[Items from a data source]
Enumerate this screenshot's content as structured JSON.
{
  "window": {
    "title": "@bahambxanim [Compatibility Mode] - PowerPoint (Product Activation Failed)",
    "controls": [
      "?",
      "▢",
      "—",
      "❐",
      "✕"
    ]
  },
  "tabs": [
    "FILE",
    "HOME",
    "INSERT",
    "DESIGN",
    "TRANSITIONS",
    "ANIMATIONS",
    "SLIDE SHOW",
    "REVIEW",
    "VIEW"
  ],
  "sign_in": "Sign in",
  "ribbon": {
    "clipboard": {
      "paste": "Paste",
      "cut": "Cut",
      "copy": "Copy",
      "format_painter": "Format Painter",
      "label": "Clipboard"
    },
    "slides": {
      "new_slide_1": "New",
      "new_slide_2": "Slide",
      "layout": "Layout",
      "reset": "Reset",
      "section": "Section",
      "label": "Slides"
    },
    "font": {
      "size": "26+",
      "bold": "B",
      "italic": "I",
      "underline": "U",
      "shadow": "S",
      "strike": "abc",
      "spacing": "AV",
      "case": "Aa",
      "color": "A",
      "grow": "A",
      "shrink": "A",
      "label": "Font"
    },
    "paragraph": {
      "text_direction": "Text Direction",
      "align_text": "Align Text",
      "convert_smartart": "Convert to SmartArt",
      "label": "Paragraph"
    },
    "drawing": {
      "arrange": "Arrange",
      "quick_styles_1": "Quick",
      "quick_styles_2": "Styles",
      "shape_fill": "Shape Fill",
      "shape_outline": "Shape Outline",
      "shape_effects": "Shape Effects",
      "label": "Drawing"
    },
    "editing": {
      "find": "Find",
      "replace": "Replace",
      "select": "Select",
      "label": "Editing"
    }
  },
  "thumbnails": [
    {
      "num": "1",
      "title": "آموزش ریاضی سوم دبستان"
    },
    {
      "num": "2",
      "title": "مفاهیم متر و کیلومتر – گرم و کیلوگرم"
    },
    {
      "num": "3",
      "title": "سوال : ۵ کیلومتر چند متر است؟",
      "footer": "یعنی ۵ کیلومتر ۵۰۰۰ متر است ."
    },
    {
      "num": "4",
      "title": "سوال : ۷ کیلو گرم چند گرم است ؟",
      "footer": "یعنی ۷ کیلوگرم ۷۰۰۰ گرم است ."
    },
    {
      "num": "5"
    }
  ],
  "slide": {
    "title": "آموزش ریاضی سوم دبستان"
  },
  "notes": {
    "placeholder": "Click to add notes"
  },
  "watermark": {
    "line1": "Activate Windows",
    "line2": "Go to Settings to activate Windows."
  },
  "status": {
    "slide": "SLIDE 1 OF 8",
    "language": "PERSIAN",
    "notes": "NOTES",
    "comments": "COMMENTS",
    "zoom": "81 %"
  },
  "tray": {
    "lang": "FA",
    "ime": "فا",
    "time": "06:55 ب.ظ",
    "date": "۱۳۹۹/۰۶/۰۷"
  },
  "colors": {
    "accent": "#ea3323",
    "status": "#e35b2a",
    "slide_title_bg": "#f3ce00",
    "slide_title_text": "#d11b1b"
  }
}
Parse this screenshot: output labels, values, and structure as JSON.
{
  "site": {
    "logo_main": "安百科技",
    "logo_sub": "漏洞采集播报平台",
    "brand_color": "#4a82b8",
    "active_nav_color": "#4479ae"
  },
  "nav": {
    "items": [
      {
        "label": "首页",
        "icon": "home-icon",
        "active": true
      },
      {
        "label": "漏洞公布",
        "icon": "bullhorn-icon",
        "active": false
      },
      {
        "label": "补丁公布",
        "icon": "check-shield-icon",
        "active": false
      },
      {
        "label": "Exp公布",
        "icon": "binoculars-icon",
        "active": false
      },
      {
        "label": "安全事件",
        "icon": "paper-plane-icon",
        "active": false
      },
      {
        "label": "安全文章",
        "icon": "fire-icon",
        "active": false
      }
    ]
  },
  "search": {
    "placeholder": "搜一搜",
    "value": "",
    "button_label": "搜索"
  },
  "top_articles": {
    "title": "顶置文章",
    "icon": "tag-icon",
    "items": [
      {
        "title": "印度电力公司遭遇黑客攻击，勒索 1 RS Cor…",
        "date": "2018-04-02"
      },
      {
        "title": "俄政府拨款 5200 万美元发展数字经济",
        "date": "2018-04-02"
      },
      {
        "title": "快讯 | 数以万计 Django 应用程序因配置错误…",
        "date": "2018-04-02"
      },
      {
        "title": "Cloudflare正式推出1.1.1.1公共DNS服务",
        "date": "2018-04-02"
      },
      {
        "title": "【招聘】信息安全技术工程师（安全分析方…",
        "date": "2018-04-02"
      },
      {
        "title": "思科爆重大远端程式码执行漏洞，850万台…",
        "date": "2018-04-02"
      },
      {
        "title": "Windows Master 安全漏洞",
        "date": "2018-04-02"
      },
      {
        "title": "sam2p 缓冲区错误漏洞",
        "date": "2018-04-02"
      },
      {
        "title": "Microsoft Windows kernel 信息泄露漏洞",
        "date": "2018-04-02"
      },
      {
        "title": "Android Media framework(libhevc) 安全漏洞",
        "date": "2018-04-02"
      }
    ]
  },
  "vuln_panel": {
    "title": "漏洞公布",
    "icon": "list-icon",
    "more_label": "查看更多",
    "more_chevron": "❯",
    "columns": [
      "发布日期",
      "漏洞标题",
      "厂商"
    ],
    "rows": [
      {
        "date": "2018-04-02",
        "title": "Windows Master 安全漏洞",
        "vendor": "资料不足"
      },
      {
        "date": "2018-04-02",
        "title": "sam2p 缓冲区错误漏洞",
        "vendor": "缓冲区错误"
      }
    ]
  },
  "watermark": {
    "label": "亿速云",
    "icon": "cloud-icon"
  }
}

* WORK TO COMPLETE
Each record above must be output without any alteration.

* EXERCISE ANSWER
Enumerate this screenshot's content as structured JSON.
{
  "window": {
    "title": "@bahambxanim [Compatibility Mode] - PowerPoint (Product Activation Failed)",
    "controls": [
      "?",
      "▢",
      "—",
      "❐",
      "✕"
    ]
  },
  "tabs": [
    "FILE",
    "HOME",
    "INSERT",
    "DESIGN",
    "TRANSITIONS",
    "ANIMATIONS",
    "SLIDE SHOW",
    "REVIEW",
    "VIEW"
  ],
  "sign_in": "Sign in",
  "ribbon": {
    "clipboard": {
      "paste": "Paste",
      "cut": "Cut",
      "copy": "Copy",
      "format_painter": "Format Painter",
      "label": "Clipboard"
    },
    "slides": {
      "new_slide_1": "New",
      "new_slide_2": "Slide",
      "layout": "Layout",
      "reset": "Reset",
      "section": "Section",
      "label": "Slides"
    },
    "font": {
      "size": "26+",
      "bold": "B",
      "italic": "I",
      "underline": "U",
      "shadow": "S",
      "strike": "abc",
      "spacing": "AV",
      "case": "Aa",
      "color": "A",
      "grow": "A",
      "shrink": "A",
      "label": "Font"
    },
    "paragraph": {
      "text_direction": "Text Direction",
      "align_text": "Align Text",
      "convert_smartart": "Convert to SmartArt",
      "label": "Paragraph"
    },
    "drawing": {
      "arrange": "Arrange",
      "quick_styles_1": "Quick",
      "quick_styles_2": "Styles",
      "shape_fill": "Shape Fill",
      "shape_outline": "Shape Outline",
      "shape_effects": "Shape Effects",
      "label": "Drawing"
    },
    "editing": {
      "find": "Find",
      "replace": "Replace",
      "select": "Select",
      "label": "Editing"
    }
  },
  "thumbnails": [
    {
      "num": "1",
      "title": "آموزش ریاضی سوم دبستان"
    },
    {
      "num": "2",
      "title": "مفاهیم متر و کیلومتر – گرم و کیلوگرم"
    },
    {
      "num": "3",
      "title": "سوال : ۵ کیلومتر چند متر است؟",
      "footer": "یعنی ۵ کیلومتر ۵۰۰۰ متر است ."
    },
    {
      "num": "4",
      "title": "سوال : ۷ کیلو گرم چند گرم است ؟",
      "footer": "یعنی ۷ کیلوگرم ۷۰۰۰ گرم است ."
    },
    {
      "num": "5"
    }
  ],
  "slide": {
    "title": "آموزش ریاضی سوم دبستان"
  },
  "notes": {
    "placeholder": "Click to add notes"
  },
  "watermark": {
    "line1": "Activate Windows",
    "line2": "Go to Settings to activate Windows."
  },
  "status": {
    "slide": "SLIDE 1 OF 8",
    "language": "PERSIAN",
    "notes": "NOTES",
    "comments": "COMMENTS",
    "zoom": "81 %"
  },
  "tray": {
    "lang": "FA",
    "ime": "فا",
    "time": "06:55 ب.ظ",
    "date": "۱۳۹۹/۰۶/۰۷"
  },
  "colors": {
    "accent": "#ea3323",
    "status": "#e35b2a",
    "slide_title_bg": "#f3ce00",
    "slide_title_text": "#d11b1b"
  }
}
Parse this screenshot: output labels, values, and structure as JSON.
{
  "site": {
    "logo_main": "安百科技",
    "logo_sub": "漏洞采集播报平台",
    "brand_color": "#4a82b8",
    "active_nav_color": "#4479ae"
  },
  "nav": {
    "items": [
      {
        "label": "首页",
        "icon": "home-icon",
        "active": true
      },
      {
        "label": "漏洞公布",
        "icon": "bullhorn-icon",
        "active": false
      },
      {
        "label": "补丁公布",
        "icon": "check-shield-icon",
        "active": false
      },
      {
        "label": "Exp公布",
        "icon": "binoculars-icon",
        "active": false
      },
      {
        "label": "安全事件",
        "icon": "paper-plane-icon",
        "active": false
      },
      {
        "label": "安全文章",
        "icon": "fire-icon",
        "active": false
      }
    ]
  },
  "search": {
    "placeholder": "搜一搜",
    "value": "",
    "button_label": "搜索"
  },
  "top_articles": {
    "title": "顶置文章",
    "icon": "tag-icon",
    "items": [
      {
        "title": "印度电力公司遭遇黑客攻击，勒索 1 RS Cor…",
        "date": "2018-04-02"
      },
      {
        "title": "俄政府拨款 5200 万美元发展数字经济",
        "date": "2018-04-02"
      },
      {
        "title": "快讯 | 数以万计 Django 应用程序因配置错误…",
        "date": "2018-04-02"
      },
      {
        "title": "Cloudflare正式推出1.1.1.1公共DNS服务",
        "date": "2018-04-02"
      },
      {
        "title": "【招聘】信息安全技术工程师（安全分析方…",
        "date": "2018-04-02"
      },
      {
        "title": "思科爆重大远端程式码执行漏洞，850万台…",
        "date": "2018-04-02"
      },
      {
        "title": "Windows Master 安全漏洞",
        "date": "2018-04-02"
      },
      {
        "title": "sam2p 缓冲区错误漏洞",
        "date": "2018-04-02"
      },
      {
        "title": "Microsoft Windows kernel 信息泄露漏洞",
        "date": "2018-04-02"
      },
      {
        "title": "Android Media framework(libhevc) 安全漏洞",
        "date": "2018-04-02"
      }
    ]
  },
  "vuln_panel": {
    "title": "漏洞公布",
    "icon": "list-icon",
    "more_label": "查看更多",
    "more_chevron": "❯",
    "columns": [
      "发布日期",
      "漏洞标题",
      "厂商"
    ],
    "rows": [
      {
        "date": "2018-04-02",
        "title": "Windows Master 安全漏洞",
        "vendor": "资料不足"
      },
      {
        "date": "2018-04-02",
        "title": "sam2p 缓冲区错误漏洞",
        "vendor": "缓冲区错误"
      }
    ]
  },
  "watermark": {
    "label": "亿速云",
    "icon": "cloud-icon"
  }
}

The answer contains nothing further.